I have been listening to all of the conversations about the stock market, the U.S. economy, government spending, taxes, and the like. Everyone seems to be tense about money, about their budgets, about the economic future, and even about church budgets. Without overlooking the tough economic times that many people are experiencing, I want to offer this observation: There really are two ways to look at this issue. One is the perspective of Accumulation/Scarcity, and the other is the perspective of Abundance/Responsibility.

The “accumulation” perspective is really all about scarcity, believing that the resources of life are limited, and working hard to make sure one gets their own share before someone else gets it. Even when people are trying to accumulate more and more possessions, that effort is really driven by a belief in scarcity. Most of the talk about the “wealthy” and our desire to tax them more is really a belief in scarcity, that somehow if the wealthy get more money, then the rest of us will get less – because (the thinking goes even if unspoken) there is only so much wealth to go around, so we must limit the wealth or else there won’t be enough left for me.

It is not a surprise that most polls show that the majority of people in America believe that the way to solve our nation’s economic problems is to tax the wealthy more – even though statistics show that the wealthy in the U.S. pay a higher percentage of their income in taxes than any other group. Studies also show that even if we tax the wealthy at 100% (take every dollar they earn) that will not make a dent in our national debt or balance the national budget. Given those mathematical realities, why is there such anger against the wealthy? Certainly some wealthy persons have misused their wealth, but many are extremely generous persons. Why the anger? I think it is based upon a scarcity/accumulation model which says that “I want to accumulate more, so that means others – especially the wealthy – need to have their accumulation reduced.”

The other way to look at money is the “abundance” model which says that God has abundantly provided for all of us, so my task is not to accumulate but to be a responsible steward of all God’s resources. The “abundance” model understands that we are responsible stewards of the riches with which God has blessed our world. I don’t need to compete jealously with others to get a bigger share of the scarce resources; I can trust that God’s provisions are abundant and I can work to ensure justice for everyone.

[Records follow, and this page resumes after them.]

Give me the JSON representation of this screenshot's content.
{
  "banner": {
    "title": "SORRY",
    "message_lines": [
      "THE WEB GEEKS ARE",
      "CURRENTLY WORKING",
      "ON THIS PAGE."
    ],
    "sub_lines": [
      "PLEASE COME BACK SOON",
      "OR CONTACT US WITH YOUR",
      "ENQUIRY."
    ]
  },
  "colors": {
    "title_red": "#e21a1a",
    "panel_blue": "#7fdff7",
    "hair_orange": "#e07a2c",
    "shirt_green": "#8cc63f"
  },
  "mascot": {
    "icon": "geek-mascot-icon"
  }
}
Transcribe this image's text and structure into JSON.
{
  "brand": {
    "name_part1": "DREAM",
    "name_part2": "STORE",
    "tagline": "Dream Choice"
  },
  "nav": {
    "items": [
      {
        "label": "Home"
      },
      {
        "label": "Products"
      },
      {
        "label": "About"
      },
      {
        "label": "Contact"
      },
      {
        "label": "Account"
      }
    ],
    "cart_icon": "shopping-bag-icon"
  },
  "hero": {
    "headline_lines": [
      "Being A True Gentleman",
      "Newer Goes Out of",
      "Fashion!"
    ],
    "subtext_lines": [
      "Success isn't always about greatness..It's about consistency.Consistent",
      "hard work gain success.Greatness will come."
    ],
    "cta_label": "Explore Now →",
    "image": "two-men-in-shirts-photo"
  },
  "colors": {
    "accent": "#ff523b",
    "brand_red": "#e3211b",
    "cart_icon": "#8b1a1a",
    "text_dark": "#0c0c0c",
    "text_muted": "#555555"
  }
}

I confess that during my years of pastoral ministry I too often operated out of a “scarcity/accumulation” model, even when I was “successful” in raising funds to meet our church budget. I focused too much on fund-raising, and not enough on stewardship education. Our fund-raising was based upon convincing people to give money to the church budget, instead of giving those funds to some other cause. It was a scarcity model, without my even realizing it. Oh yes, I called it a “stewardship” drive or campaign, but honestly it was a sales pitch to get more money for our church budget. It was based upon an accumulation/scarcity model in which the church budget had to be “sold” to convince people to give their limited resources to meet our church’s needs. It worked in the short term, but it was not effective teaching about stewardship for the long term.

So, I am taking this opportunity to remind us all to try to live in an “abundance” mentality in which we focus upon God’s abundant love, grace, and resources and our responsibility to use those resources wisely. We can’t out-give God, and we don’t need to seek a bigger share of God’s gifts, or to be jealous of the gifts given to others.

It is not easy to maintain an “abundance" model during tough economic times. It is easy to surrender to fear, jealousy, and competition. But the Gospel reminds us to live with gratitude, responsibility, and justice.